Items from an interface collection
______________________________

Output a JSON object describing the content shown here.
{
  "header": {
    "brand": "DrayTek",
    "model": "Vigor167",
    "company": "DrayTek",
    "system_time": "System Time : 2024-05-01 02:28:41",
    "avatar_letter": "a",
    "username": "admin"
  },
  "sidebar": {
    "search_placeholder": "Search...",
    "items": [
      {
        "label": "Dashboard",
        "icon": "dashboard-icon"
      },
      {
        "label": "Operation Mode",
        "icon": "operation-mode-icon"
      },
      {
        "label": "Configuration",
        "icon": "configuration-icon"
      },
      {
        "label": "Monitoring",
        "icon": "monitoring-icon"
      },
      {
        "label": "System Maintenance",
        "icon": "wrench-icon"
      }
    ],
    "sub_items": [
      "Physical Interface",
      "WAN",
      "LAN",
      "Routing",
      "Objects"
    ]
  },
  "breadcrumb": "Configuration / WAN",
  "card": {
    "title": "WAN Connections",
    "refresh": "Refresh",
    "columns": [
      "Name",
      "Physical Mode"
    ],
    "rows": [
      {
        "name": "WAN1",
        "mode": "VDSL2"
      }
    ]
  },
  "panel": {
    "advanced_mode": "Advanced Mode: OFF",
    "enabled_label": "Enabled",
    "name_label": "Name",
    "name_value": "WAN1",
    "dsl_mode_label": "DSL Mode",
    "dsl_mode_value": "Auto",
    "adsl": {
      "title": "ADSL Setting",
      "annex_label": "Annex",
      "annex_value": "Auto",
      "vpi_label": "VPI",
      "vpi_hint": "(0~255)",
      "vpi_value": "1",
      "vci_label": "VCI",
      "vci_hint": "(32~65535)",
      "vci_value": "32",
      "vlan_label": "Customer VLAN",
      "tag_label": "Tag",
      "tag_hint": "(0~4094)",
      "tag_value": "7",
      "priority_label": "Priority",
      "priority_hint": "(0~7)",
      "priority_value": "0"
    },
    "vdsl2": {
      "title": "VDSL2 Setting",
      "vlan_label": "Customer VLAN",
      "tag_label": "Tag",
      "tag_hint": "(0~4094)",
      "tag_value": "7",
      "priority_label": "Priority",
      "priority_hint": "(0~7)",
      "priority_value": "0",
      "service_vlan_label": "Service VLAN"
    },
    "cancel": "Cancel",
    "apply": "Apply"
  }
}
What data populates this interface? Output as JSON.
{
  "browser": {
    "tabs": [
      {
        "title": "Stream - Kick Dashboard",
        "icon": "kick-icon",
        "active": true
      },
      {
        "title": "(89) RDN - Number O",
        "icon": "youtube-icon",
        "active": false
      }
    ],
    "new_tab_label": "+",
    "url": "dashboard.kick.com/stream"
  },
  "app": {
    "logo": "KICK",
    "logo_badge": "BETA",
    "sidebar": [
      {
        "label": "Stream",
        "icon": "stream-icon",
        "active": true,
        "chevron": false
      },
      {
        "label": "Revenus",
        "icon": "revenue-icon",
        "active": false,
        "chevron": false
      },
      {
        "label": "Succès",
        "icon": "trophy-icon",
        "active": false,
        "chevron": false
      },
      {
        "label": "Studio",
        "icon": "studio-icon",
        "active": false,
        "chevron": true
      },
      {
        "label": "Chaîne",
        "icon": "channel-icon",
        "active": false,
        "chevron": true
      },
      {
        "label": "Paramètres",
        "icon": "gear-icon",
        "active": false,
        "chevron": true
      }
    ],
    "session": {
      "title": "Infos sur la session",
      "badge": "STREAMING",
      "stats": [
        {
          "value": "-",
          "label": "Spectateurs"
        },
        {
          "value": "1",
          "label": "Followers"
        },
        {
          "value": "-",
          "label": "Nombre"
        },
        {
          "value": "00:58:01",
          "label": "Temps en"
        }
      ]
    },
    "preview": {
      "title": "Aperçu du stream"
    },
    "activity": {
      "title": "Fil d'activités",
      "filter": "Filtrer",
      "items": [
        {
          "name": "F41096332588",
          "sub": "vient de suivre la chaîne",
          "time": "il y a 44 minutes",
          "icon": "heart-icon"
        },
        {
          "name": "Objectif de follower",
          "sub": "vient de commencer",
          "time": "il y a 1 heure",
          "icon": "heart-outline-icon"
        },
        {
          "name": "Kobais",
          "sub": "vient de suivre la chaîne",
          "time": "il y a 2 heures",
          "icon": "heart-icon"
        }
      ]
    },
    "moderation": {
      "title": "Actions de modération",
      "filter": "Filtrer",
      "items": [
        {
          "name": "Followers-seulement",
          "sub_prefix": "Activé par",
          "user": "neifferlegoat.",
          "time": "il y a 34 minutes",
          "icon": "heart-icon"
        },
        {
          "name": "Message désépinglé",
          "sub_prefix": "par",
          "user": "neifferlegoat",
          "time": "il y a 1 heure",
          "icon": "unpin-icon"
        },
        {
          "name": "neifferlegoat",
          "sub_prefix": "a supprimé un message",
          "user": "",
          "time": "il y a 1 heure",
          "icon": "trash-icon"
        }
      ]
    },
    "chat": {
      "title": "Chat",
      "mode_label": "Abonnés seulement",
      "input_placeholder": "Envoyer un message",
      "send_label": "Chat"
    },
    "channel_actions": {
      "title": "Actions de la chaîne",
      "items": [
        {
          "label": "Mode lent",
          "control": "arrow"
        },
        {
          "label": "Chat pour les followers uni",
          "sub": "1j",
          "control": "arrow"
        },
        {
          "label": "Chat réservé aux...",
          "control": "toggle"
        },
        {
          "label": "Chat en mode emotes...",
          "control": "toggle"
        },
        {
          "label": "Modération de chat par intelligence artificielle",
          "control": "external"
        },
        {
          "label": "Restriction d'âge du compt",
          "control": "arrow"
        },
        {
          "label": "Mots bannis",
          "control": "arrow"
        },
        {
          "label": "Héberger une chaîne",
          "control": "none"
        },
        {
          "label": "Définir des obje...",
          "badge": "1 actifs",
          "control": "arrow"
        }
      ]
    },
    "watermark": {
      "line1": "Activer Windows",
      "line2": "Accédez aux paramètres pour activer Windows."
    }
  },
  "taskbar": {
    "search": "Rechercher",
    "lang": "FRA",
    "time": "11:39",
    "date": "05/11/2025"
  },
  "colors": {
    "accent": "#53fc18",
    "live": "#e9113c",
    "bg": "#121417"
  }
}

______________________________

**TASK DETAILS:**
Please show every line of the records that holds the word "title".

**RESULT FOR THIS EXERCISE:**
    "title": "WAN Connections",
      "title": "ADSL Setting",
      "title": "VDSL2 Setting",
        "title": "Stream - Kick Dashboard",
        "title": "(89) RDN - Number O",
      "title": "Infos sur la session",
      "title": "Aperçu du stream"
      "title": "Fil d'activités",
      "title": "Actions de modération",
      "title": "Chat",
      "title": "Actions de la chaîne",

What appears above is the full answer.